“That was written about someone who I was actually in a relationship with, who wasn’t an unrequited situation,” he said. “It was mutual, it was just we couldn’t really relate. We weren’t really on the same wavelength.”

7. Frank used voice manipulation for thematic reasons

In places, like on “Ivy,” he manipulated his voice to sound younger, to better capture the time he was evoking. Many of the new songs have two or three competing narratives — different points of view participating in the same story. “That was my version of collage or bricolage,” he said. “How we experience memory sometimes, it’s not linear. We’re not telling the stories to ourselves, we know the story, we’re just seeing it in flashes overlaid.”

Frank Ocean's Endless album cover

8. Frank has 50 versions of “White Ferrari”

When I was making the record, there was 50 versions of “White Ferrari.” I have a 15-year-old little brother, and he heard one of the versions, and he’s like, “You gotta put that one out, that’s the one.” And I was like, “Naw, that’s not the version,” because it didn’t give me peace yet.

9. Frank’s dealings with Def Jam was a “seven-year chess game”

He replaced his team — new management, new lawyer, new publicist. And he began negotiations to free himself from his contract with Def Jam, the label that had signed him in 2009 and effectively shelved him until his self-released debut mixtape “Nostalgia, Ultra” caused a stir online in 2011. “A seven-year chess game” is how he described the process of buying himself out of his contract and purchasing back all of his master recordings — using his own money, he said.

10. Frank doesn't care how long each record takes

“I know that once it’s out, it’s out forever, so I’m not really tripping on how long it’s taking.” 
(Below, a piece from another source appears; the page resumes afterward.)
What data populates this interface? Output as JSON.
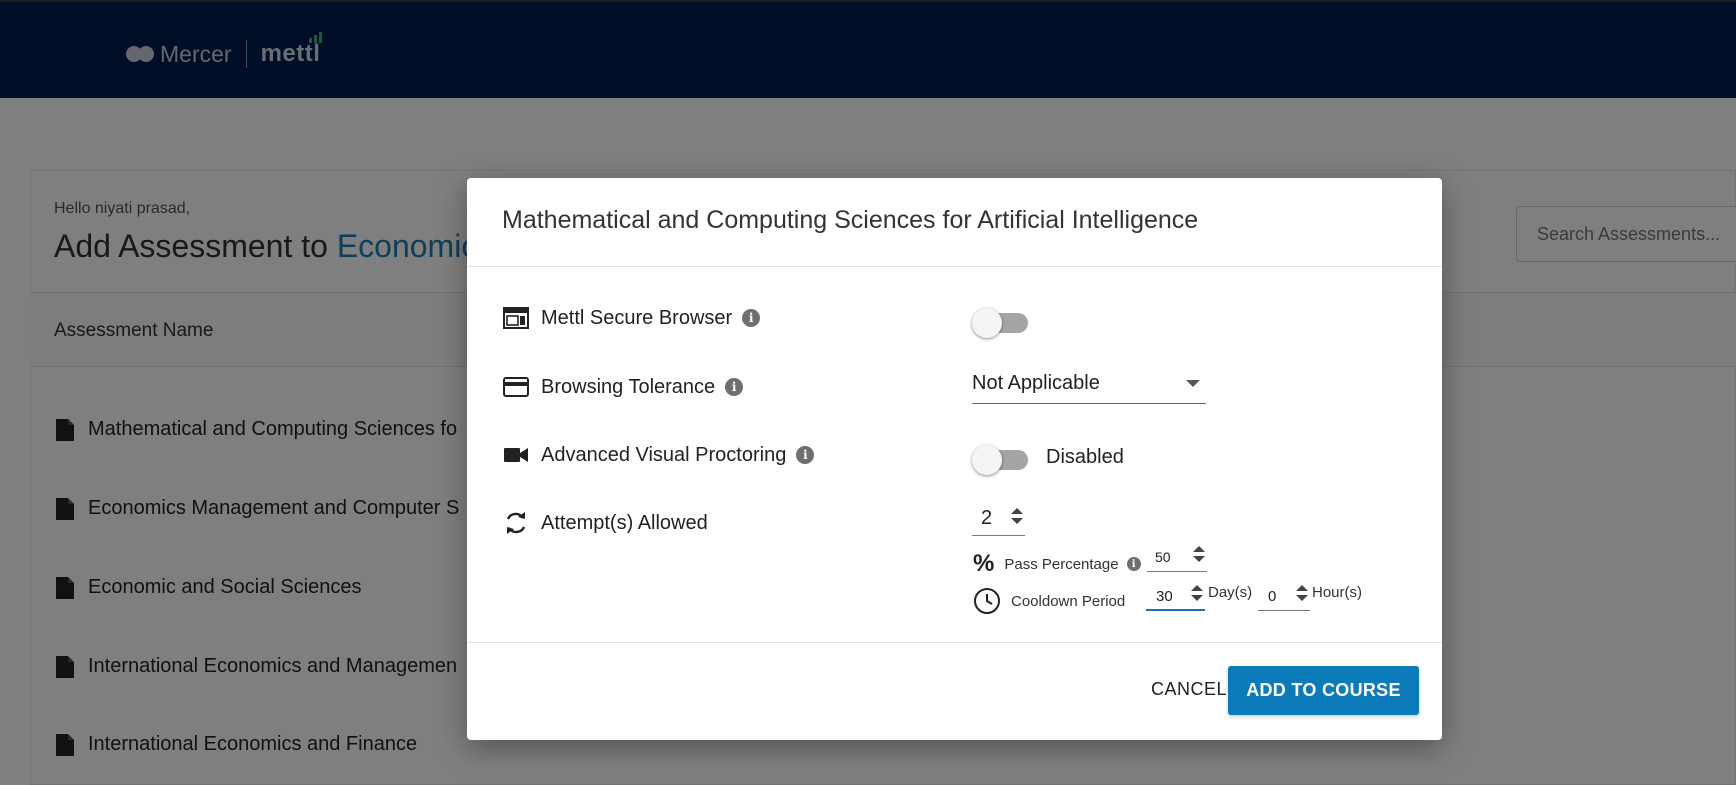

11. Frank is watching record sales to know where to tour next

I know exactly what the numbers are. I need to know. I need to know how many records I’ve sold, how many album equivalents from streaming, which territories are playing my music more than others, because it helps me in conversations about where we’re gonna be playing shows, or where I might open a retail location, like a pop-up store or something.

(Frank Ocean)

12. Frank’s not bothered about the Grammys anymore

“I think the infrastructure of the awarding system and the nomination system and screening system is dated,” he said. “I’d rather this be my Colin Kaepernick moment for the Grammys than sit there in the audience.”

13. Frank might not release another album

And moving forward, what he may choose not to do is release an album without a visual component, or even release something album length at all. “Because I’m not in a record deal, I don’t have to operate in an album format,” he said. “I can operate in half-a-song format.”

14. Frank knows he is one of the best, but won’t rest on his laurels 

“I believe that I’m one of the best in the world at what I do, and that’s all I’ve ever wanted to be,” he said. “It’s more interesting for me to figure out how to be superior in areas where I’m naïve, where I’m a novice.”

What is the hype behind Frank Ocean's new album?

15. Frank told his mother not to worry because he’s rich

A few weeks ago, he was flying back from Washington with his mother after a White House state dinner, where he had been one of President Obama’s guests. Mr. Ocean told her how he’d been poking around the visual arts degree offerings at the New School, thinking about what it would take to begin to learn and refine a new craft. “Oh, you don’t have time to do that,” she told him. And he replied, “Mom, I’m rich!”

16. Frank’s already making new music

After a long drive, the Tesla is parked behind an anonymous recording studio, where he’s about to go work on new music. 

17. Frank’s back in control

“This has always been my life and no one else’s,” he said, “and that’s how it’s always been since the day I came in it.”